Lynch heads the Theory of Distributed Systems Group at CSAIL. Prior to joining MIT, she served on the faculty at Tufts University, the University of Southern California, Florida International University and the Georgia Institute of Technology. A graduate of Brooklyn College with a BS in mathematics, Lynch received a PhD in mathematics from MIT in 1972.
An ACM fellow and a member of the National Academy of Engineering, Lynch and her co-authors received the 2001 and the 2007 Dijkstra Prizes in Distributed Computing. She was the first woman to win the ACM Knuth Prize, also in 2007. She was a co-winner of the first van Wijngaarden Prize in 2006 from the National Institute for Research in Mathematics and Computer Science in The Netherlands. In 2010, she received the Emanuel R. Piore Award from the Institute for Electrical and Electronics Engineers.

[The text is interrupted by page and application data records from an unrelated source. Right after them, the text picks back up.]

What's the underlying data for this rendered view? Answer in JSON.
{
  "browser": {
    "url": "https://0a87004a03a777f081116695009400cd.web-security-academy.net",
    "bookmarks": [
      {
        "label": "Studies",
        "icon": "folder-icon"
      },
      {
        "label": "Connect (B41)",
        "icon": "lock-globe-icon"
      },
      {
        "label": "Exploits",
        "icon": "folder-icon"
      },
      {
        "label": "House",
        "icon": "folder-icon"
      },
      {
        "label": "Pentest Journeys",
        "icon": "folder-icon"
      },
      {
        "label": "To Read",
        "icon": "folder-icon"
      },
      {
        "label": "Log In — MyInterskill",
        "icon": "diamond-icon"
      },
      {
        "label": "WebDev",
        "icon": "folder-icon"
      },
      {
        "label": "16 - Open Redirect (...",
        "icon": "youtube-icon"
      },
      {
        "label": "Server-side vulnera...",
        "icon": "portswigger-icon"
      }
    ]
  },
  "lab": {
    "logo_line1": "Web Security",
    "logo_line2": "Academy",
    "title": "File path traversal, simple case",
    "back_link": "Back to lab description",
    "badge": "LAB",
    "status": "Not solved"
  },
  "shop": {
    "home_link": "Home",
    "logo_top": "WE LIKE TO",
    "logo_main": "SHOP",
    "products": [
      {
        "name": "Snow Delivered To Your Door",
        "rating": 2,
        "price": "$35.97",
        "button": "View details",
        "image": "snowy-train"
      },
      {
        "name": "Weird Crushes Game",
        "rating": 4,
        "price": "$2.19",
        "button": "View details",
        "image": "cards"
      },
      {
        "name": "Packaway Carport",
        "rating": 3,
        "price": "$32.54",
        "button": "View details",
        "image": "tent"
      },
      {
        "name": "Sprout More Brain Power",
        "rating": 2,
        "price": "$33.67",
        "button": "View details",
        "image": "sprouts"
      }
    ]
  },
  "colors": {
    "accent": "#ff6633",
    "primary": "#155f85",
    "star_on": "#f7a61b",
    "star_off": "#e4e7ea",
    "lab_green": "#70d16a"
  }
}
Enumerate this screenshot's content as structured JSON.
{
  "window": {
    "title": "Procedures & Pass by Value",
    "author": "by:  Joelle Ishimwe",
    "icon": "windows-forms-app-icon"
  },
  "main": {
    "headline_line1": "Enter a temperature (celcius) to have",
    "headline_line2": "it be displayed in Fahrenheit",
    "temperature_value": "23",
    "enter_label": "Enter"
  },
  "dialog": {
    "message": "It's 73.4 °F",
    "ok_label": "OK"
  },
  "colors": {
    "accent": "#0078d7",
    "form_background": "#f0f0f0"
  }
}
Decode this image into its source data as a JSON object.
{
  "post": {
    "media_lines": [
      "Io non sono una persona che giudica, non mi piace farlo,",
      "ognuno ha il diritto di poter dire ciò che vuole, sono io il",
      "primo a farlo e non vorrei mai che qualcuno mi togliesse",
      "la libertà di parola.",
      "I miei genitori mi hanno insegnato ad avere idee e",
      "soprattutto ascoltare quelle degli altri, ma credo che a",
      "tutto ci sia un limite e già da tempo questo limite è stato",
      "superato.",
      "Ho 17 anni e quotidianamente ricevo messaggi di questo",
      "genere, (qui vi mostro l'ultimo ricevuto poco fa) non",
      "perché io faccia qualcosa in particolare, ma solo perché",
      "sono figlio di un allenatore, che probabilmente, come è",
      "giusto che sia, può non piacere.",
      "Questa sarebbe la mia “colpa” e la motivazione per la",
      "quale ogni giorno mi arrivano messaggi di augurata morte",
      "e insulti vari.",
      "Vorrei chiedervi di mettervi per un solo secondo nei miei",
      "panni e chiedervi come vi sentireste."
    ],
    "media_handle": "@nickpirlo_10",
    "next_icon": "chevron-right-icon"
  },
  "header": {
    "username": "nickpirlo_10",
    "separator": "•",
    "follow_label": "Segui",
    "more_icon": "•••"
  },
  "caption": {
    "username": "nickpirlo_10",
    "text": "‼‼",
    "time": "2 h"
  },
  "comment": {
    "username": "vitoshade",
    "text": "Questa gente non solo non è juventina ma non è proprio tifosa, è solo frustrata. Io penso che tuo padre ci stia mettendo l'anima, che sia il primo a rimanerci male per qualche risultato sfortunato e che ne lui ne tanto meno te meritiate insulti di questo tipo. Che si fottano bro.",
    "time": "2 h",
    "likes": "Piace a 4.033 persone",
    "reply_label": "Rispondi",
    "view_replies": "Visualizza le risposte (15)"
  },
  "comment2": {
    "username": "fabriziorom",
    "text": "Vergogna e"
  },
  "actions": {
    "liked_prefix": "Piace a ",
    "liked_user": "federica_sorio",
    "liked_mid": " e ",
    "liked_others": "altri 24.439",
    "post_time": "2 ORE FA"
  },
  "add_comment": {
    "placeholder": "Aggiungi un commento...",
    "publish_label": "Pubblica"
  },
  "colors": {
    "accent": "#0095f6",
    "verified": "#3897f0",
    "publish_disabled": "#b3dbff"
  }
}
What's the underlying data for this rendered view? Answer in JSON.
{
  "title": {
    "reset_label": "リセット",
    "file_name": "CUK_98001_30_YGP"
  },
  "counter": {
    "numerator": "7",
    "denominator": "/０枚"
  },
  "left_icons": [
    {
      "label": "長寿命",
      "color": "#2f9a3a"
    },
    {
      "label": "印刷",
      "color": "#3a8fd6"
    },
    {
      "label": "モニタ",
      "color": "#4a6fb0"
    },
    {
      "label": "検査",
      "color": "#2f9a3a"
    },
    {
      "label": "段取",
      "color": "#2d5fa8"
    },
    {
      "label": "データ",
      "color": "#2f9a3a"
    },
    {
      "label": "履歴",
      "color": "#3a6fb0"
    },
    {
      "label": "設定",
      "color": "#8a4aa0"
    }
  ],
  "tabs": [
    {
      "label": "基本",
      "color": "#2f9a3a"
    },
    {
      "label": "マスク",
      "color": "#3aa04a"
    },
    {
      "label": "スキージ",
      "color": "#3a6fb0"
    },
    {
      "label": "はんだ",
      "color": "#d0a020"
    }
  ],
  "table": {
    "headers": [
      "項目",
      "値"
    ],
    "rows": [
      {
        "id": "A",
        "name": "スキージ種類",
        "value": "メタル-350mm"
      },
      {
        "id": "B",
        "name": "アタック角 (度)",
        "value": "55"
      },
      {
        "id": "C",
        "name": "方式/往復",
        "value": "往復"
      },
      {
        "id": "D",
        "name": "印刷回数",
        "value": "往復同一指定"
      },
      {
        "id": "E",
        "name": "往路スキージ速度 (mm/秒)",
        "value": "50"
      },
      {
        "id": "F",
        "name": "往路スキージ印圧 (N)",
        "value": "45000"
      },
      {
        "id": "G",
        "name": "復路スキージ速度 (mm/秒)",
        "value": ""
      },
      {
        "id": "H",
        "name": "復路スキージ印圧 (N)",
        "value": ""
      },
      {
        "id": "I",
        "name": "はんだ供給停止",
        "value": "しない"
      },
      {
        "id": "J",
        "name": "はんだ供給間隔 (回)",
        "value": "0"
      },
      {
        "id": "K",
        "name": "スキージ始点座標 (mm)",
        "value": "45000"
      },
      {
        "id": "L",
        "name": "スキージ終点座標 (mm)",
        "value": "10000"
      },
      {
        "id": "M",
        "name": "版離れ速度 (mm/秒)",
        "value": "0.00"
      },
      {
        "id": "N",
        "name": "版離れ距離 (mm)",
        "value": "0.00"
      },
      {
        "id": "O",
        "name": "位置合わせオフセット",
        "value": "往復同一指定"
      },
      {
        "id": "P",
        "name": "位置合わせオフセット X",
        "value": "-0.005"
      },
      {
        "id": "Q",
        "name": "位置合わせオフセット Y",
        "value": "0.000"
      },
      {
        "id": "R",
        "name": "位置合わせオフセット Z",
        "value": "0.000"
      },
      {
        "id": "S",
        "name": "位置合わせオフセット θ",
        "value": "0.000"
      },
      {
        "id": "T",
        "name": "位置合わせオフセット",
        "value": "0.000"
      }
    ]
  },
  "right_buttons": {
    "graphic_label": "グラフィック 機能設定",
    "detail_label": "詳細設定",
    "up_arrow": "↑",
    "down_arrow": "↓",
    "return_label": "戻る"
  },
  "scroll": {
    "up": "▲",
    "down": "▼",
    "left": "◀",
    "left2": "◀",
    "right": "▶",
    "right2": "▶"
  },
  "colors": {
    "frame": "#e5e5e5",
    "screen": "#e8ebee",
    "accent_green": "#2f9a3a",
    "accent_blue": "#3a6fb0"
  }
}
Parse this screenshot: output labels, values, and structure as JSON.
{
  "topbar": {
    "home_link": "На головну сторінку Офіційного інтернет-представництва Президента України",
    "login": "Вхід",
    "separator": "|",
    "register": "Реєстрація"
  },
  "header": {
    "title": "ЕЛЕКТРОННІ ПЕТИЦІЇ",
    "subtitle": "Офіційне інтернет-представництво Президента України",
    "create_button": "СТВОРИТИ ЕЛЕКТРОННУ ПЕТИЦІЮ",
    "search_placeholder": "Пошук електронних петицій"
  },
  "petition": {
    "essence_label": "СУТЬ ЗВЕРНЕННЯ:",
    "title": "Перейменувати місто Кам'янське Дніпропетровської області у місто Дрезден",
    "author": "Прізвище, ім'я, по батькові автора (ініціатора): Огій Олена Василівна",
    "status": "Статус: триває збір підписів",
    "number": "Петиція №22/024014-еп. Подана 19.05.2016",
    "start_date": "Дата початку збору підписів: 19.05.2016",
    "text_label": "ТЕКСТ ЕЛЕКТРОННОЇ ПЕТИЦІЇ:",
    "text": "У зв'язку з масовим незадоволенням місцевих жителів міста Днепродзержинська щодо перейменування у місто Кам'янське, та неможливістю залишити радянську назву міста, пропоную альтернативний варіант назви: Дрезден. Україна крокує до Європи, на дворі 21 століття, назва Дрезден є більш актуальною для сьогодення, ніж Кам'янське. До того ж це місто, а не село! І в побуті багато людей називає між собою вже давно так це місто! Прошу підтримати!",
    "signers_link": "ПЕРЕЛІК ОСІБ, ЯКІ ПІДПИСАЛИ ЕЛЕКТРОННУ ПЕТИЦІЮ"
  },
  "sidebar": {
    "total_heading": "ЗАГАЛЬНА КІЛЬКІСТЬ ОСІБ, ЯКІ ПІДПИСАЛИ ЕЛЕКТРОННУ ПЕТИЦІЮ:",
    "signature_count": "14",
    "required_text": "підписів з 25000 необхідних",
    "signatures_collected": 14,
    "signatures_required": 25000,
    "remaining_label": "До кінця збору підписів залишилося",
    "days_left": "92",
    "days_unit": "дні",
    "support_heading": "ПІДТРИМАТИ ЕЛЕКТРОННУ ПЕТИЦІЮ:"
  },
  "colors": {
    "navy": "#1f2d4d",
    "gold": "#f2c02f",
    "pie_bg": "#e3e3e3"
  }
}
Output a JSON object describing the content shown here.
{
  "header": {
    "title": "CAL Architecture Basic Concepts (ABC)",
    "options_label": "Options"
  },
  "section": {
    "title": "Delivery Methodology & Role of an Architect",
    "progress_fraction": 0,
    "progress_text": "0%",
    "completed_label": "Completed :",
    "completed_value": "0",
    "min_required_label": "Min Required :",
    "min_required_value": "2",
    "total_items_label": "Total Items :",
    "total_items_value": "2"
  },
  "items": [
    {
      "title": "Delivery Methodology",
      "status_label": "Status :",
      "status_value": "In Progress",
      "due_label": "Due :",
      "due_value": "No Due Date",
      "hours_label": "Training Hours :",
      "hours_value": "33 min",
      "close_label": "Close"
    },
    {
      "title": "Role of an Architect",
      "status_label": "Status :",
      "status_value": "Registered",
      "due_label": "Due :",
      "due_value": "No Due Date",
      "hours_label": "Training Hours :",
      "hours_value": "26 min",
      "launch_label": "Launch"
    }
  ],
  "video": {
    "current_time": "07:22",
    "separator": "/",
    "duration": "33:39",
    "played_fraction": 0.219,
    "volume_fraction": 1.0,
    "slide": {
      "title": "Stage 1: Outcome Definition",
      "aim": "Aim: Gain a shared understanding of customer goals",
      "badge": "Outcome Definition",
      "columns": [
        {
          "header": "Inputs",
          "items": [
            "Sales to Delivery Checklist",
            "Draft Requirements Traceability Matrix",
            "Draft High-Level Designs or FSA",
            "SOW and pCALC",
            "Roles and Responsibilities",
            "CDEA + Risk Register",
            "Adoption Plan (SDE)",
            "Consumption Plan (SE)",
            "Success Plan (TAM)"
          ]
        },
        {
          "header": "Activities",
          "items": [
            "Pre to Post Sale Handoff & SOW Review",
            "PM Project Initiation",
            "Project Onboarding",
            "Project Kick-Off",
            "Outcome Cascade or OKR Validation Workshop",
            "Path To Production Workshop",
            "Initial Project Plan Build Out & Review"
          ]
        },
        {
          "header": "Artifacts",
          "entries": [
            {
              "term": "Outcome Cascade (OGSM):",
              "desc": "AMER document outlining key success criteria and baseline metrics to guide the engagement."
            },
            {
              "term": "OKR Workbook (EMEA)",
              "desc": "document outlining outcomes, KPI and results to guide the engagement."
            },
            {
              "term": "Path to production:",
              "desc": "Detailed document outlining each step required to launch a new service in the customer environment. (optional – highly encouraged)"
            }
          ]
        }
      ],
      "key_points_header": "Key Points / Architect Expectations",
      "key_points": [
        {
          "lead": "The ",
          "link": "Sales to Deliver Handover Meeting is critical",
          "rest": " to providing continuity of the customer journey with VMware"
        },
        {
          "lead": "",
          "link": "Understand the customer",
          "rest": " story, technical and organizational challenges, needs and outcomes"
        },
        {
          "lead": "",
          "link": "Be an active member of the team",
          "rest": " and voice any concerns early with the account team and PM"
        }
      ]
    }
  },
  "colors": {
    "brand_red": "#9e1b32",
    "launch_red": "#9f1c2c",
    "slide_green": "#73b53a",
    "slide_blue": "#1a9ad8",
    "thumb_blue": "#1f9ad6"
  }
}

The Athena Lecturer is invited to present a lecture at an ACM event. Lynch's lecture will be delivered at the 2013 joint meeting of the Symposium on Principles of Distributed Computing (PODC) and the Symposium on Parallel Algorithms and Architectures (SPAA) sponsored by the ACM Special Interest Groups on Algorithms and Computational Theory (SIGACT) and Computer Architecture (SIGARCH). Each year, the Athena Lecturer honors a preeminent woman computer scientist. Athena is the Greek goddess of wisdom; with her knowledge and sense of purpose, she epitomizes the strength, determination, and intelligence of the "Athena Lecturers." The 2012-2013 Athena Lecturer award will be presented at the ACM Annual Awards Banquet, June 16, in San Francisco.